Right to be forgotten in Google and other search engines
What is the online right to be forgotten?
This right, under EU law, derives from a May 2014 ruling of the European Court of Justice. A Spanish individual successfully sought removal of Google search results relating to a newspaper article about an auction notice placed on his home some 16 years previously. Unexpectedly, the European Court decided that individuals had a right to seek removal from Google (and other search engines) of search results on privacy grounds in certain circumstances. That right still applies in the UK after Brexit.
Is it the same as the GDPR “right to erasure”?
The EU data protection law, known as the GDPR (converted into the “UK GDPR” in the UK following Brexit) includes an individual’s “right to erasure”. This is also known as the “right to be forgotten”. It allows you, subject to certain restrictions, to seek deletion of your personal information by anyone who holds your personal information. The specific right to seek removal from search engines is part of this broader right to erasure.
Where does it apply?
The search engine right to be forgotten applies to Google and other searches made from within the UK and the EU. So, for example, you can’t use this right to seek removal of search results from say Google.com searches within the the US – though there may still be a case for removal from those search results based on other privacy grounds.
What exactly can search engines be required to “forget” in the UK and EU?
The 2014 EU court decision simply referred to personal information which was “inadequate, irrelevant or no longer relevant, or excessive in relation to the purposes for which they were processed”. So, not the clearest definition. However, data protection authorities have since issued guidance on the criteria which are taken into account when assessing such requests. Plus there have been some court decisions.
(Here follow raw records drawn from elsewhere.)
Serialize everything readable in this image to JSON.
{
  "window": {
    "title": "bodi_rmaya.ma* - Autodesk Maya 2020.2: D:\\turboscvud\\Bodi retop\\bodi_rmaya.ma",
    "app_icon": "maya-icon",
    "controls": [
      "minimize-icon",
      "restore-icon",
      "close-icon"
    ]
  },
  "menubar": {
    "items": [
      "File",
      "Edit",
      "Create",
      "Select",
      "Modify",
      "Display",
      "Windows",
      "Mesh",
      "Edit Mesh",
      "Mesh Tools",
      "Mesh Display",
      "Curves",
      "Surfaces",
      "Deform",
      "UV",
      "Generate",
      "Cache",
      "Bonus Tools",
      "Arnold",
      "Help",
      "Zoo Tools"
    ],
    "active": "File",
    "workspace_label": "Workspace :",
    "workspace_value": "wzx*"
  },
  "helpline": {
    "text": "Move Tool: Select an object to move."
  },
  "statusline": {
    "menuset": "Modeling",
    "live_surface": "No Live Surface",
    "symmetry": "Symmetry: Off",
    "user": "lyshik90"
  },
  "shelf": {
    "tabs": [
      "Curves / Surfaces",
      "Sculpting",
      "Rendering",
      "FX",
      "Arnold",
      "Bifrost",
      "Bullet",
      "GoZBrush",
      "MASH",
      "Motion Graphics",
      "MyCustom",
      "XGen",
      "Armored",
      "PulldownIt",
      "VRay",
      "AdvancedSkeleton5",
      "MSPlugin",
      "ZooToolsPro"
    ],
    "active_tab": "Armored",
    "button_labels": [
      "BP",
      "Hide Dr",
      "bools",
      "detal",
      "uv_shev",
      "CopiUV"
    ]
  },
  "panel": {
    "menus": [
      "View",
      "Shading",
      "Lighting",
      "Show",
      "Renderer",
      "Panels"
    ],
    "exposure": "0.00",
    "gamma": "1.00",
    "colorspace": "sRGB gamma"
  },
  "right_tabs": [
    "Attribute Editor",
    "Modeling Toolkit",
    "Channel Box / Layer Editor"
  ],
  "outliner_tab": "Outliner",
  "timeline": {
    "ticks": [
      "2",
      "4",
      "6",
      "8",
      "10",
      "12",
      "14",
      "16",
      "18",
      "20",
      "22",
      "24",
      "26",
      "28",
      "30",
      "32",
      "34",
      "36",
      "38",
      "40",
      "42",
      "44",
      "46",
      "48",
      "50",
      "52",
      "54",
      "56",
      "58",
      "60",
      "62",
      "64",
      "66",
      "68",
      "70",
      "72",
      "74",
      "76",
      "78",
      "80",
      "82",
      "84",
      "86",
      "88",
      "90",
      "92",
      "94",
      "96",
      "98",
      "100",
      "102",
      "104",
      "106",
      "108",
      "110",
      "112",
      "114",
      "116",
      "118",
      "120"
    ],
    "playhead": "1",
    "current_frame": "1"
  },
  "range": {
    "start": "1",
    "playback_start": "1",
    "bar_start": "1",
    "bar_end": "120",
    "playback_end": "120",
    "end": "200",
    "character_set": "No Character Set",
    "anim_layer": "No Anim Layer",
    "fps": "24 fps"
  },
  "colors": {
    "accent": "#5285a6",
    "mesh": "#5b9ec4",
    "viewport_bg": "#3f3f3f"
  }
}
So, the landscape is now much clearer than it was.
The factors include: any public role played by the individual; whether the individual is a child; whether the information relates to private life or is sensitive; whether the information is out of date; the journalistic context etc etc. So It’s crucial to deal with the applicable criteria when making a request under the right to be forgotten.
Is it necessary to show that material is inaccurate?
While inaccuracy (if proved) is one of the factors which will be taken into account in assessing a right to be forgotten request, it isn’t essential. The right to be forgotten revolves around privacy, unlike say defamation where truth of what is being said is a key factor. For example, in the Google Spain case (see above), the search result accurately reflected the fact that an auction notice had been placed on the complainant’s home. The point was that the information was so old that it was no longer relevant and unfairly impacted on the individual’s privacy.
What about convictions for criminal offences?
In principle, reference to criminal convictions can be removed but it all depends on the circumstances. The older, and more minor, the conviction, the more likely that de-listing will be granted.
One important factor here is whether the conviction is “spent” under the laws about rehabilitation of offenders. These regulations set out various periods after which certain (less-serious) conviction don’t have to be disclosed when applying for most kinds of jobs. See here for the timescales in England/Wales and here for Scotland. The fact that a conviction is spent provides extra arguments for removal. But this is not conclusive.
Other helpful factors can include acknowledgment of guilt and remorse. And, for business-related crimes, whether the offender is now operating in the same field or not.
Can professional disciplinary findings be removed from search results?
In theory yes. But, as in other cases, it all depends on the application of the relevant criteria.
Here, the authorities will look closely at the right of the public to find out about past misconduct of professionals with whom they may deal. It helps if you have since moved into a completely different field or retired. Or, as with convictions, if the disciplinary offence is relatively old and/or minor.
Which search terms are covered?
Generally the right to be forgotten applies only to searches against someone’s exact name e.g., “James Smith”. Or if a search engine “autocomplete” feature offer additional suggested search terms which then bring up the offending search results – e.g., “James Smith conviction”, “James Smith Tunbridge Wells”, “James Smith accountant”.
Is there a right of appeal?
If Google or the other search engines reject a right to be forgotten request, you have the right of to ask your local data protection authority to review the decision. In the UK, this is the Information Commissioner’s Office. There is generally three-month time limit in the UK.
What’s the best strategy?
In our experience, it’s best not to quickly dash off a request via the form on the search engine website. Google and other search engines rarely change their mind. While there is still a right of appeal to the data protection authority, you might as well maximise your chances of removal by putting in a strong submission first time round.
The submission should carefully address the factors which search engines are required to take into account – as set out in official guidance and court decisions. The same applies of course if appealing to a data protection authority. Relevant supporting evidence should be supplied if applicable.